Title: Telomere attrition and accumulation of senescent cells in cultured human endothelial cells.
Authors: Hastings, R
Qureshi, M
Verma, R
Lacy, PS
Williams, B
First Published: Aug-2004
Citation: CELL PROLIF, 2004, 37 (4), pp. 317-324

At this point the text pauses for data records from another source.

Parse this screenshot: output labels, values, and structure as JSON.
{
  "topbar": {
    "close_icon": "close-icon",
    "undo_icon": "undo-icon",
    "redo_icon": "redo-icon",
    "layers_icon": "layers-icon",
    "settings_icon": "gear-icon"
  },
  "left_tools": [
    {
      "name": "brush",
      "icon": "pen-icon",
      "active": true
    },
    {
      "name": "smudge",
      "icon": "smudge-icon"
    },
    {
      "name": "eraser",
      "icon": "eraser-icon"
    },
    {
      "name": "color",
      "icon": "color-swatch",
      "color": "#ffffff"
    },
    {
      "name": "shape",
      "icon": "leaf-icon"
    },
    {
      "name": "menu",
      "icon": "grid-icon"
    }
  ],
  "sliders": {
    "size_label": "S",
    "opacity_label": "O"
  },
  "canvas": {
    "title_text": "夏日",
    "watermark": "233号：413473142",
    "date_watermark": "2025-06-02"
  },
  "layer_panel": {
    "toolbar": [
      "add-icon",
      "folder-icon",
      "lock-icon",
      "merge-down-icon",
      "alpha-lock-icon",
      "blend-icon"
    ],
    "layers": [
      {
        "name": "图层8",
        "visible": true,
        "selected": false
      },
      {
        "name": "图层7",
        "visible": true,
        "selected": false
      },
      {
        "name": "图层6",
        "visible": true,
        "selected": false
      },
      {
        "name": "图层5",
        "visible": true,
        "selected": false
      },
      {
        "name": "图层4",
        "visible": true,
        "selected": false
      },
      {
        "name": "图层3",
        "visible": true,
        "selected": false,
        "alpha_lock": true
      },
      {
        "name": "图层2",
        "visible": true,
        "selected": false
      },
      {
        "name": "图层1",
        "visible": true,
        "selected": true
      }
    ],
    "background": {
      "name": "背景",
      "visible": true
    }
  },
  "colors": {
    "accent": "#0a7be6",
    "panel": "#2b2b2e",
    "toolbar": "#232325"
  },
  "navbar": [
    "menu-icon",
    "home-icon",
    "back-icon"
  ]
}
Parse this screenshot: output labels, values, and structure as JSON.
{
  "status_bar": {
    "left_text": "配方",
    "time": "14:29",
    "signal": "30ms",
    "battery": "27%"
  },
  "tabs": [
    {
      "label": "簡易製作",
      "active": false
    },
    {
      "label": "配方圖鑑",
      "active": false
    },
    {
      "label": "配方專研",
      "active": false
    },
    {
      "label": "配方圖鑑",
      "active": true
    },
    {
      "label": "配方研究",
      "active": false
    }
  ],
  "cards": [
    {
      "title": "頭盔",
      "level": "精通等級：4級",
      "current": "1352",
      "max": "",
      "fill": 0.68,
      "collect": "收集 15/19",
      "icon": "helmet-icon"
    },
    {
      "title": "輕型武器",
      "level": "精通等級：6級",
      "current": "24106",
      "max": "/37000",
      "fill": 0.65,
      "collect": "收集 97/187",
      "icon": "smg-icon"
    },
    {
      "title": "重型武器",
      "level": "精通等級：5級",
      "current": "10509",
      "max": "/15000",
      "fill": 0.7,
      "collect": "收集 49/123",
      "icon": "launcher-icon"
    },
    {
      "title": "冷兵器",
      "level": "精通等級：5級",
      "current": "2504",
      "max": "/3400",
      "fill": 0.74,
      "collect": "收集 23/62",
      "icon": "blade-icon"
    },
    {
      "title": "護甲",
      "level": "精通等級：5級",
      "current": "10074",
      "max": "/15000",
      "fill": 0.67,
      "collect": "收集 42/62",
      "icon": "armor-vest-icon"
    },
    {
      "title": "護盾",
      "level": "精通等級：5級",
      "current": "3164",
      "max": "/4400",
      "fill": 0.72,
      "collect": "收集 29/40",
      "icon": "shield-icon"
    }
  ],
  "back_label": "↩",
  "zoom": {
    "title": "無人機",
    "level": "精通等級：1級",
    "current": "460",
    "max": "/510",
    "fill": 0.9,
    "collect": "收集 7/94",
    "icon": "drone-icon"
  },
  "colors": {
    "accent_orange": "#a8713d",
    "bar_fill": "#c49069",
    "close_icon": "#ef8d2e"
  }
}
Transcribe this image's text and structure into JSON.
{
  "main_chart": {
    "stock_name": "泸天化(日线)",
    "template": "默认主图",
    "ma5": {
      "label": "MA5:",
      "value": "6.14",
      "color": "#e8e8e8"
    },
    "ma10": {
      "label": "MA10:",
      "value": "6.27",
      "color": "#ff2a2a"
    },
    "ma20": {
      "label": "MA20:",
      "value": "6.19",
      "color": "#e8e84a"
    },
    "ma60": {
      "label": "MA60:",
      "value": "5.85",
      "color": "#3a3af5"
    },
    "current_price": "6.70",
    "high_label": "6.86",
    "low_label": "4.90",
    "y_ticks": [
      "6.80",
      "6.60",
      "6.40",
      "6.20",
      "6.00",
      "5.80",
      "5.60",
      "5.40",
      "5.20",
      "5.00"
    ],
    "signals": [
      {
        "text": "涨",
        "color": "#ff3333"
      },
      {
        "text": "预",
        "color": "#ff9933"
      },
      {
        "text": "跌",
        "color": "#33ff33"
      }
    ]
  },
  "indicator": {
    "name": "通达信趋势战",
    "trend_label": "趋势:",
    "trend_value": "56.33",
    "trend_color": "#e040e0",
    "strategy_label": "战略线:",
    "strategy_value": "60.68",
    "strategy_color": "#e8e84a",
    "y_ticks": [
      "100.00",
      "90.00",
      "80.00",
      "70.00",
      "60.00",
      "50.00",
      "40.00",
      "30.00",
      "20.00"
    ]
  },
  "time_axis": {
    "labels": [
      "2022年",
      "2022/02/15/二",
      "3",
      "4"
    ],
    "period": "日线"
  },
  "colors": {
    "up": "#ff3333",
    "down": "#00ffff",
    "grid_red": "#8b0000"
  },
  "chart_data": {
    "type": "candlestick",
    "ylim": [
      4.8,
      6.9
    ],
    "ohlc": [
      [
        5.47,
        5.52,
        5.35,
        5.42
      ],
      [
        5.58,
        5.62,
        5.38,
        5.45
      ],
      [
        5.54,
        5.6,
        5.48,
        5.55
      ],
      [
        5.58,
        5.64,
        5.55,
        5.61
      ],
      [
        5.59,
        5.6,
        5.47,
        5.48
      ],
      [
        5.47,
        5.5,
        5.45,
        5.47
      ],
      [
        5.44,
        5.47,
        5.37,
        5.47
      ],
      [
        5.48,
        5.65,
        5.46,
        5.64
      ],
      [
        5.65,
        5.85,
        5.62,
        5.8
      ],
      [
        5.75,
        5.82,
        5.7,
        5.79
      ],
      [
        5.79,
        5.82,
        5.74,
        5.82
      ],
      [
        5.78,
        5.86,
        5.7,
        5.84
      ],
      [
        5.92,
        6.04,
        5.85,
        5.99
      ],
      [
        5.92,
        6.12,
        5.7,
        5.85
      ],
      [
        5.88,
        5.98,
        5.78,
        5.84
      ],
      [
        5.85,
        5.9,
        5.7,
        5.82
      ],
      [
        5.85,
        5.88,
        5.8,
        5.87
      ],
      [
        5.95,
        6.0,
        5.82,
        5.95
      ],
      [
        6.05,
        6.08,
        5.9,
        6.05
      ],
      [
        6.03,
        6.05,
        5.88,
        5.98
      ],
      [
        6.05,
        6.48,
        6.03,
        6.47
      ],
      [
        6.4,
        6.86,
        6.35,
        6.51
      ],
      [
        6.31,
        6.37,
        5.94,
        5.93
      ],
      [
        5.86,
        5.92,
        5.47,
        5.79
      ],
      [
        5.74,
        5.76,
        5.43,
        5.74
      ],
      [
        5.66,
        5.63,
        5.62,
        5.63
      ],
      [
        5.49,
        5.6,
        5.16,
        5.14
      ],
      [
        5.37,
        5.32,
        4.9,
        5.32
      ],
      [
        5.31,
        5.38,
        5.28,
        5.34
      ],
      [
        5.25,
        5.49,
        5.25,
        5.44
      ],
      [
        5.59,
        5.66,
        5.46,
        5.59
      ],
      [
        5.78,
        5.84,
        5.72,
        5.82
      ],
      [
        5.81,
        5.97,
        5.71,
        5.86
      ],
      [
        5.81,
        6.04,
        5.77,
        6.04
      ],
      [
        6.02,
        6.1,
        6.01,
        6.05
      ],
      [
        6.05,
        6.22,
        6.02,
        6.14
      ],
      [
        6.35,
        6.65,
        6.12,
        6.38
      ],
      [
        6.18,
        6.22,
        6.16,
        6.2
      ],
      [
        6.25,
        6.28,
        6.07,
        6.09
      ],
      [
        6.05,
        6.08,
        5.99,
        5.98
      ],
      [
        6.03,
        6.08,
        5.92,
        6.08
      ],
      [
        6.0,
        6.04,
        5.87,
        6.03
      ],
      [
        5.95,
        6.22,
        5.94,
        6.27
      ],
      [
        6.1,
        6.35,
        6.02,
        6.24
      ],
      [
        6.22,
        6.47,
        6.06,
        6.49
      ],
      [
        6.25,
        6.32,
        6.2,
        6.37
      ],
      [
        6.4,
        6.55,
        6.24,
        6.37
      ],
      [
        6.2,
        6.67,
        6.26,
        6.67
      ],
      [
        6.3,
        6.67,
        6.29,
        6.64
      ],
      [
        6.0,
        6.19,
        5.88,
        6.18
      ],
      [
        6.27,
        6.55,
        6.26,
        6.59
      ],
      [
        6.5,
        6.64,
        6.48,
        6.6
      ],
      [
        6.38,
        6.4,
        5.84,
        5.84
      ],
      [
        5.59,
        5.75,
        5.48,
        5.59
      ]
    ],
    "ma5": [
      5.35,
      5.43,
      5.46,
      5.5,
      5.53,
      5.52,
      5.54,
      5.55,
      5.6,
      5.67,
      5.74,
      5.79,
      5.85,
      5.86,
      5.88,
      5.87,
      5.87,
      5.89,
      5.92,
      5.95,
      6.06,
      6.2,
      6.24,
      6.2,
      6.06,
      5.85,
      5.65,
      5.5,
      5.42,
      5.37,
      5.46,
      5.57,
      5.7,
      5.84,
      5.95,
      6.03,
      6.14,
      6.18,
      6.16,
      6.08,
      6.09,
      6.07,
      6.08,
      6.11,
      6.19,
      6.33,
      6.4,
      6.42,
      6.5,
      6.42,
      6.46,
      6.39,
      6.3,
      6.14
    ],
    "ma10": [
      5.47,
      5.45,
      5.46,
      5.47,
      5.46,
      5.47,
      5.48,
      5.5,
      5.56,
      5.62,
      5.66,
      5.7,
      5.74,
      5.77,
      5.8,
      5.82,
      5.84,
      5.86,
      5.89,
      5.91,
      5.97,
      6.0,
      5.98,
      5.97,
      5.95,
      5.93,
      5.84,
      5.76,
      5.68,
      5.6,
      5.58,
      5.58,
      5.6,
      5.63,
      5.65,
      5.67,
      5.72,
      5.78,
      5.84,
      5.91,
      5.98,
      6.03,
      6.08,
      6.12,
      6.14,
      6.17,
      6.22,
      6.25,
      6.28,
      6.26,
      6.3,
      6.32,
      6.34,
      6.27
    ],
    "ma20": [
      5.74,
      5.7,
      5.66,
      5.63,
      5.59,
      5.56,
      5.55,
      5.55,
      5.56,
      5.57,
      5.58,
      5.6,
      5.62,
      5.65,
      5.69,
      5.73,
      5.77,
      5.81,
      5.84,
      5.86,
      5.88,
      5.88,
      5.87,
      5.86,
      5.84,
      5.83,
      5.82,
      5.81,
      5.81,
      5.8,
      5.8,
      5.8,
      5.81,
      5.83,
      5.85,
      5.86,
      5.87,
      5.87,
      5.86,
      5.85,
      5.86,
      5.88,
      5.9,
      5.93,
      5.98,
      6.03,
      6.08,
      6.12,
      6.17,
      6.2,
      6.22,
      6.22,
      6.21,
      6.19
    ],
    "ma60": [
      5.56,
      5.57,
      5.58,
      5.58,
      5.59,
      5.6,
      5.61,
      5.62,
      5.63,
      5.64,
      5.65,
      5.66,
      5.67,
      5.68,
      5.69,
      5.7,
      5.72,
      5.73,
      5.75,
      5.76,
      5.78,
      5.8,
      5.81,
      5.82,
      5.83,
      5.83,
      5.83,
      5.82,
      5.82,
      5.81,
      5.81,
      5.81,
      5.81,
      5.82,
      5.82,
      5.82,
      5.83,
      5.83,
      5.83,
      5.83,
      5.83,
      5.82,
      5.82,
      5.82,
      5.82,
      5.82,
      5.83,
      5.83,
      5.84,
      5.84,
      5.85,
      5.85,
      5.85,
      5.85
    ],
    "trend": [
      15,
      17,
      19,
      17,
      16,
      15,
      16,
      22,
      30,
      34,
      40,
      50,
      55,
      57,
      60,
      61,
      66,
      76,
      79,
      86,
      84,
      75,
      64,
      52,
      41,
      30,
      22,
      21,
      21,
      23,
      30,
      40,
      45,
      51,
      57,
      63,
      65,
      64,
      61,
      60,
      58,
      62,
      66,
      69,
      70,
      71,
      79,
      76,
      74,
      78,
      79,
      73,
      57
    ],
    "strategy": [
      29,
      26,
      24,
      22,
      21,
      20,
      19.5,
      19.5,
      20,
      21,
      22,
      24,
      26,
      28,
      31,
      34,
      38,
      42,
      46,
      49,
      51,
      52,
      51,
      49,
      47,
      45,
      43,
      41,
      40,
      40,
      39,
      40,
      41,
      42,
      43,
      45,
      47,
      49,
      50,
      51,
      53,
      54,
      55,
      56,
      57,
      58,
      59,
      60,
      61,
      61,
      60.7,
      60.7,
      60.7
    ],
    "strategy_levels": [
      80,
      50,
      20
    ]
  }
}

Abstract: The human umbilical vein endothelial cell (HUVEC) is an important model of the human endothelium that is widely used in vascular research. HUVECs and the adult endothelium share many characteristics including progression into senescence as the cells age. Despite this, the shortening of telomeres and its relationship to the progression into senescence are poorly defined in HUVECs. In this study of several HUVEC lines we show notable consistency in their growth curves. There is a steady decline in the growth rate of HUVECs grown continually in culture and we estimate complete cessation of growth after approximately 70 population doublings. The HUVECs lose telomeric DNA at a consistent rate of 90 base pairs/population doubling and show a progressive accumulation of shortened telomeres (below 5 kilobases). This telomeric loss correlates with the accumulation of senescent HUVECs in culture as assessed by staining for beta-galactosidase activity at pH 6. Although the telomere length of a large population of cells is a relatively crude measure, we suggest that in HUVECs a mean telomere length (as measured by terminal restriction fragment length) of 5 kilobases is associated with entry into senescence. These data demonstrate the strong relationship between telomere attrition and cell senescence in HUVECs. They suggest that DNA damage and subsequent telomere attrition are likely to be key mechanisms driving the development of endothelial senescence in the pathogenesis of vascular disease.
DOI Link: 10.1111/j.1365-2184.2004.00315.x
ISSN: 0960-7722
Type: Journal Article
Appears in Collections:Published Articles, Dept. of Cardiovascular Sciences

Files in This Item:
There are no files associated with this item.

Items in LRA are protected by copyright, with all rights reserved, unless otherwise indicated.